Most sports paintings show the hero, mine the anti hero, how many times does the average person know what it’s like to be a hero? I feel they could connect better to my narratives. I’m working on a painting now called "The Piss" It is about an empty seat I saw in the Willie Mays photo from "the catch". About a guy who got up to take a piss at just the wrong time, but being at that game was the highlight of his life so he always lied about what a great view he had of Mays making the catch.
TBZ: You sold some of your work to MLB outfielder Johnny Damon. Tell us about that. How did that come about?
GS: One of my great friends is named Jeremy Taggart and he is a drummer in a band called Our Lady Peace. I was visiting Jeremy for a week in Toronto in 2002. We went to the Red Sox- Jays game, and afterward to a bar. I saw Damon and Jason Varitek standing at the bar, and went over and introduced myself. We talked for about 10 minutes, and I asked if they like Our Lady Peace. Damon was a big fan, so he wanted to meet the drummer and guitar player who were with me. We ended up hanging out the rest of the night, exchanged numbers, and he ended up buying quite a few paintings from me. In December of 2004 I went to his wedding in Orlando, they had just won the World Series, and the wedding party was a week long, and amazing time.
TBZ: Your website is http://grant9smith.com . On your website, you tell us that ‘9’ was chosen originally because of Ted Williams. Why?
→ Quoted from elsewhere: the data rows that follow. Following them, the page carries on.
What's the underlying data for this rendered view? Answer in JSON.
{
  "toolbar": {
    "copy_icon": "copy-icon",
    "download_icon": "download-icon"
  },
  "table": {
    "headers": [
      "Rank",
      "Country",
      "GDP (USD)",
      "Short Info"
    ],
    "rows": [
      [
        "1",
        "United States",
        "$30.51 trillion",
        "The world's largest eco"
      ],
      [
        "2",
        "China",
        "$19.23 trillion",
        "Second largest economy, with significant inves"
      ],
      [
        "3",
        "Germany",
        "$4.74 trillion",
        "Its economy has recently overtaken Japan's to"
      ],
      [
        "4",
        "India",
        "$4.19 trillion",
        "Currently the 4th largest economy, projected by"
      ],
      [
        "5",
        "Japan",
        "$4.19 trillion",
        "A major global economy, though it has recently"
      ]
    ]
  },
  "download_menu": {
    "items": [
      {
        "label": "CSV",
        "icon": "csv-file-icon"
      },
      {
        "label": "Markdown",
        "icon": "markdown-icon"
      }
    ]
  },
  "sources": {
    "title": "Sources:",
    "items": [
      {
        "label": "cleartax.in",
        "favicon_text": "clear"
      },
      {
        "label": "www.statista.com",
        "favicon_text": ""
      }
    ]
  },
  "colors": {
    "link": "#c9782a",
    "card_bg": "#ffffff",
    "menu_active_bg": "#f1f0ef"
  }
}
GS: Ted always fascinated me, with the bigger than life personality, his obsession with hitting, his skill as a Marine fighter pilot. He was a big reason I joined the Marines. I started to read about numerology, and various metaphors and meanings of numbers looked to baseball to make my own meaning of the number. 9 players on a team, 9 innings in a game, 0 is the lowest numeral, 9 is the highest before additional digits are needed.So 9 is the prest before additional digits are needed. Sitting in a studio all day so I tend to think about bizarre stuff like this.
TBZ: Let’s end on a corny one… If you were stranded on a desert island, what baseball art piece (painting, poetry, sculpture, anything) would you bring to remind you of the game you love?
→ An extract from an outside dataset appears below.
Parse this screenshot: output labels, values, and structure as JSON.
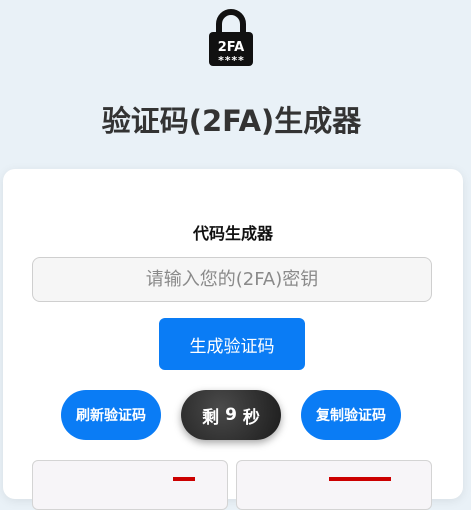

GS: That is great question, and a difficult one. I would cheat a bit and bring 2 from the same artist Raymond Pettibon. The first is titled Babe Ruth, and the second 0 for 40. I can go back to the text of these paintings and create different meanings numerous times. For me that is what makes art fun, turning it back on yourself, using your own experiences and life to make it your own.
Much thanks to Grant Smith for sharing his thoughts with us. If you want to see more of Grant’s art, stop by his website at http://grant9smith.com.
Art Credit: “We Can Dream” by Grant Smith